EXERCISE PROMPT => What is expected is a word-for-word copy of all the entries.
START DATA PROVIDED
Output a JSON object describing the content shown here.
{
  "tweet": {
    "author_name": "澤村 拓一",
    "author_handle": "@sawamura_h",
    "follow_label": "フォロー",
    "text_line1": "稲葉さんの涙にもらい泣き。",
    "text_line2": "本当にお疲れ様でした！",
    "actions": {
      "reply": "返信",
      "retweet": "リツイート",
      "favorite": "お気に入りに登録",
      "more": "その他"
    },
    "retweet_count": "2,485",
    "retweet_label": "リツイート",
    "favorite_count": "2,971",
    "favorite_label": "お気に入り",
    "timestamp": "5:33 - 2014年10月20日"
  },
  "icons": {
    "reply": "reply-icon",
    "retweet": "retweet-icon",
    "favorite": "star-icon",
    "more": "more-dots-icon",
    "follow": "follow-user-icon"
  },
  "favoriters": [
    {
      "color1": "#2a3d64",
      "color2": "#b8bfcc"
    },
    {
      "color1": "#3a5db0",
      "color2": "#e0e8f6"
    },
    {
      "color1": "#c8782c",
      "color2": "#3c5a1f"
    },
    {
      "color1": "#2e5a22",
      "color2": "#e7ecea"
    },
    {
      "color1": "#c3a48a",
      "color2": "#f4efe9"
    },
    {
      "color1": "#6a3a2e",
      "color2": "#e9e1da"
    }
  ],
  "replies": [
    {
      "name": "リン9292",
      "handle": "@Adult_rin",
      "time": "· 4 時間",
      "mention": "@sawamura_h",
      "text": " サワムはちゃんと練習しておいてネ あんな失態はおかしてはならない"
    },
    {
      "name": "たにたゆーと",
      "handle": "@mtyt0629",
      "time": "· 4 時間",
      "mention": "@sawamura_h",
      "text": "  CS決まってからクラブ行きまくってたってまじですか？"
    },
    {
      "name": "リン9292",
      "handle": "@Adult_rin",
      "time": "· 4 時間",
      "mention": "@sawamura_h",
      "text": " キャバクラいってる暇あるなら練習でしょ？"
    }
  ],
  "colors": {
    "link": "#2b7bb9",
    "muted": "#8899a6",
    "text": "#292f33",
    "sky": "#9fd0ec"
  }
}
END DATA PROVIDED
SOLUTION TO THE EXERCISE =>
Output a JSON object describing the content shown here.
{
  "tweet": {
    "author_name": "澤村 拓一",
    "author_handle": "@sawamura_h",
    "follow_label": "フォロー",
    "text_line1": "稲葉さんの涙にもらい泣き。",
    "text_line2": "本当にお疲れ様でした！",
    "actions": {
      "reply": "返信",
      "retweet": "リツイート",
      "favorite": "お気に入りに登録",
      "more": "その他"
    },
    "retweet_count": "2,485",
    "retweet_label": "リツイート",
    "favorite_count": "2,971",
    "favorite_label": "お気に入り",
    "timestamp": "5:33 - 2014年10月20日"
  },
  "icons": {
    "reply": "reply-icon",
    "retweet": "retweet-icon",
    "favorite": "star-icon",
    "more": "more-dots-icon",
    "follow": "follow-user-icon"
  },
  "favoriters": [
    {
      "color1": "#2a3d64",
      "color2": "#b8bfcc"
    },
    {
      "color1": "#3a5db0",
      "color2": "#e0e8f6"
    },
    {
      "color1": "#c8782c",
      "color2": "#3c5a1f"
    },
    {
      "color1": "#2e5a22",
      "color2": "#e7ecea"
    },
    {
      "color1": "#c3a48a",
      "color2": "#f4efe9"
    },
    {
      "color1": "#6a3a2e",
      "color2": "#e9e1da"
    }
  ],
  "replies": [
    {
      "name": "リン9292",
      "handle": "@Adult_rin",
      "time": "· 4 時間",
      "mention": "@sawamura_h",
      "text": " サワムはちゃんと練習しておいてネ あんな失態はおかしてはならない"
    },
    {
      "name": "たにたゆーと",
      "handle": "@mtyt0629",
      "time": "· 4 時間",
      "mention": "@sawamura_h",
      "text": "  CS決まってからクラブ行きまくってたってまじですか？"
    },
    {
      "name": "リン9292",
      "handle": "@Adult_rin",
      "time": "· 4 時間",
      "mention": "@sawamura_h",
      "text": " キャバクラいってる暇あるなら練習でしょ？"
    }
  ],
  "colors": {
    "link": "#2b7bb9",
    "muted": "#8899a6",
    "text": "#292f33",
    "sky": "#9fd0ec"
  }
}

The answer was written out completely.